Our Klamath Basin Water Crisis
Upholding rural Americans' rights to grow food,
own property, and caretake our wildlife and natural resources.
Just what is wilderness anyway?
by Pat Ratliff, Pioneer Press September 27, 2006
By now most of you know I love covering fires and firefighters. It's exciting, it gets me out in the woods, and it's a very important subject. We need to know what's going on in our forests. They are our property I need to remind you.
The government doesn't own them, we do.
In my years covering the fires, I've seen so many remarkable people doing great and honorable things protecting where we live and play. I never have, nor will put down the people doing such a service to us. They put their lives on the line for us on a regular basis.
That said, there seems to be an incredible amount of money being spent on fighting fires this year. Of course, we had a very wet winter last year which makes for a very busy fire season.
What seems to be sticking in my mind is the price being paid fighting fires in Wilderness areas.
I am in agreement that vast areas of forest need to be allowed to burn naturally, but I'm wondering about the state of our Wilderness areas.
I'm not really a wilderness type of guy, I'll admit. I seldom go hiking, and am not into mountain climbing or any of the other wilderness type activities.
Earlier this year, while at the Black Crater Fire near Sisters, Oregon, I had the chance to hike six or seven miles into the wilderness area there. Conditions were, to put it mildly, sickening. Dead and downed beetle kill areas were everywhere. In places 80 and 90 percent of the trees were dead. Bark off, grey in color, the forest was a catastrophe waiting to happen. Those trees that weren't in the process of dying had been dead for years. To make matters worse, the wilderness area borders areas where a great number of people live. No buffer area, just some imaginary line where wilderness supposedly stops and civilization starts.
I've seen a high number of fire reports throughout the west, describing the problems faced on individual fires. The number of fires burning in beetle kill and dead and downed fuel seems quite high.
We get reports on the state of the fires burning in our forests, but what do we know about the forests that aren't burning yet? It seems that too many of our forests need work, that they have been left "au natural" for too long.
What I'm saying might be a contradiction in terms, but a dying forest full of dead dry trees, no matter how natural, does no one any good. There are too many people living in forest settings to just let catastrophic fires burn without intervention. The fact that we are spending millions of dollars fighting fires according to some random "Wilderness Area" restrictions proves just that.
We need to find out the state of our forests.

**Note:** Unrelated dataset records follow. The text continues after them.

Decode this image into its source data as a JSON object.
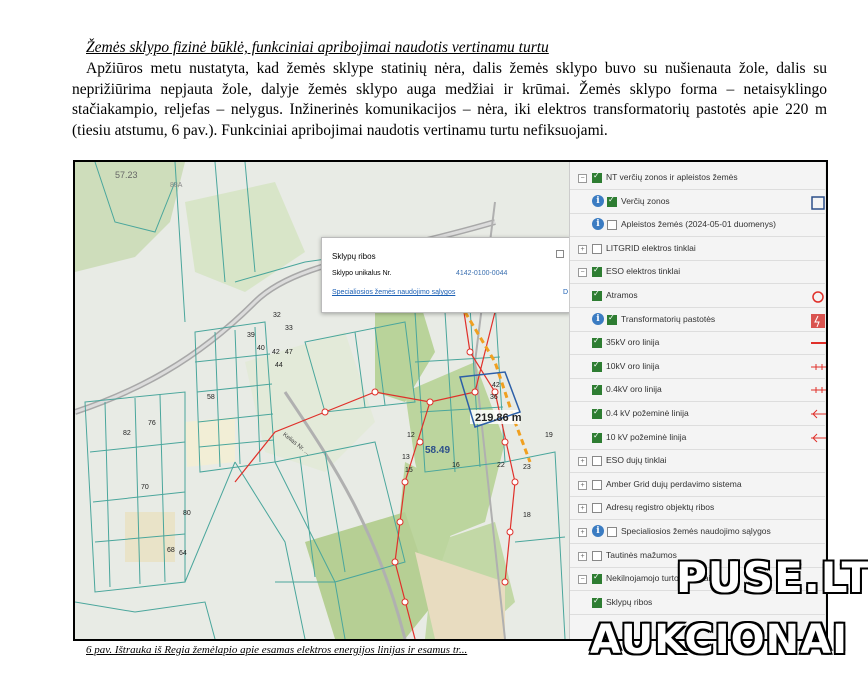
{
  "doc": {
    "heading": "Žemės sklypo fizinė būklė, funkciniai apribojimai naudotis vertinamu turtu",
    "paragraph": "Apžiūros metu nustatyta, kad žemės sklype statinių nėra, dalis žemės sklypo buvo su nušienauta žole, dalis su neprižiūrima nepjauta žole, dalyje žemės sklypo auga medžiai ir krūmai. Žemės sklypo forma – netaisyklingo stačiakampio, reljefas – nelygus. Inžinerinės komunikacijos – nėra, iki elektros transformatorių pastotės apie 220 m (tiesiu atstumu, 6 pav.). Funkciniai apribojimai naudotis vertinamu turtu nefiksuojami.",
    "caption": "6 pav. Ištrauka iš Regia žemėlapio apie esamas elektros energijos linijas ir esamus tr..."
  },
  "map": {
    "popup": {
      "title": "Sklypų ribos",
      "label": "Sklypo unikalus Nr.",
      "value": "4142-0100-0044",
      "link": "Specialiosios žemės naudojimo sąlygos",
      "more": "D"
    },
    "measure": "219.86 m",
    "area_label": "58.49",
    "road_label": "Kelias Nr. ...",
    "parcel_numbers": [
      "57.23",
      "88A",
      "58",
      "39",
      "40",
      "42",
      "47",
      "44",
      "32",
      "33",
      "76",
      "82",
      "70",
      "80",
      "68",
      "64",
      "12",
      "13",
      "15",
      "16",
      "18",
      "22",
      "23",
      "42",
      "36",
      "19"
    ],
    "legend": [
      {
        "level": 0,
        "toggle": "−",
        "checked": true,
        "info": false,
        "label": "NT verčių zonos ir apleistos žemės"
      },
      {
        "level": 1,
        "toggle": "",
        "checked": true,
        "info": true,
        "label": "Verčių zonos",
        "symbol": "square-outline"
      },
      {
        "level": 1,
        "toggle": "",
        "checked": false,
        "info": true,
        "label": "Apleistos žemės (2024-05-01 duomenys)"
      },
      {
        "level": 0,
        "toggle": "+",
        "checked": false,
        "info": false,
        "label": "LITGRID elektros tinklai"
      },
      {
        "level": 0,
        "toggle": "−",
        "checked": true,
        "info": false,
        "label": "ESO elektros tinklai"
      },
      {
        "level": 1,
        "toggle": "",
        "checked": true,
        "info": false,
        "label": "Atramos",
        "symbol": "red-circle"
      },
      {
        "level": 1,
        "toggle": "",
        "checked": true,
        "info": true,
        "label": "Transformatorių pastotės",
        "symbol": "transformer"
      },
      {
        "level": 1,
        "toggle": "",
        "checked": true,
        "info": false,
        "label": "35kV oro linija",
        "symbol": "red-line"
      },
      {
        "level": 1,
        "toggle": "",
        "checked": true,
        "info": false,
        "label": "10kV oro linija",
        "symbol": "red-line-ticks"
      },
      {
        "level": 1,
        "toggle": "",
        "checked": true,
        "info": false,
        "label": "0.4kV oro linija",
        "symbol": "red-line-ticks"
      },
      {
        "level": 1,
        "toggle": "",
        "checked": true,
        "info": false,
        "label": "0.4 kV požeminė linija",
        "symbol": "red-line-arrow"
      },
      {
        "level": 1,
        "toggle": "",
        "checked": true,
        "info": false,
        "label": "10 kV požeminė linija",
        "symbol": "red-line-arrow"
      },
      {
        "level": 0,
        "toggle": "+",
        "checked": false,
        "info": false,
        "label": "ESO dujų tinklai"
      },
      {
        "level": 0,
        "toggle": "+",
        "checked": false,
        "info": false,
        "label": "Amber Grid dujų perdavimo sistema"
      },
      {
        "level": 0,
        "toggle": "+",
        "checked": false,
        "info": false,
        "label": "Adresų registro objektų ribos"
      },
      {
        "level": 0,
        "toggle": "+",
        "checked": false,
        "info": true,
        "label": "Specialiosios žemės naudojimo sąlygos"
      },
      {
        "level": 0,
        "toggle": "+",
        "checked": false,
        "info": false,
        "label": "Tautinės mažumos"
      },
      {
        "level": 0,
        "toggle": "−",
        "checked": true,
        "info": false,
        "label": "Nekilnojamojo turto objektai"
      },
      {
        "level": 1,
        "toggle": "",
        "checked": true,
        "info": false,
        "label": "Sklypų ribos"
      }
    ]
  },
  "watermark": {
    "line1": "PUSE.LT",
    "line2": "AUKCIONAI"
  },
  "colors": {
    "parcel_line": "#4aa69c",
    "road": "#9a9a9a",
    "electric": "#e0302a",
    "highlight": "#f0a020",
    "forest": "#b9d39a"
  }
}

We need to find out how much "wilderness" costs us. The way we manage our wilderness areas is no more natural than the way we manage our other forests, it merely further restricts the use of those forests.
Page Updated: Thursday May 07, 2009 09:14 AM Pacific
Copyright © klamathbasincrisis.org, 2006, All Rights Reserved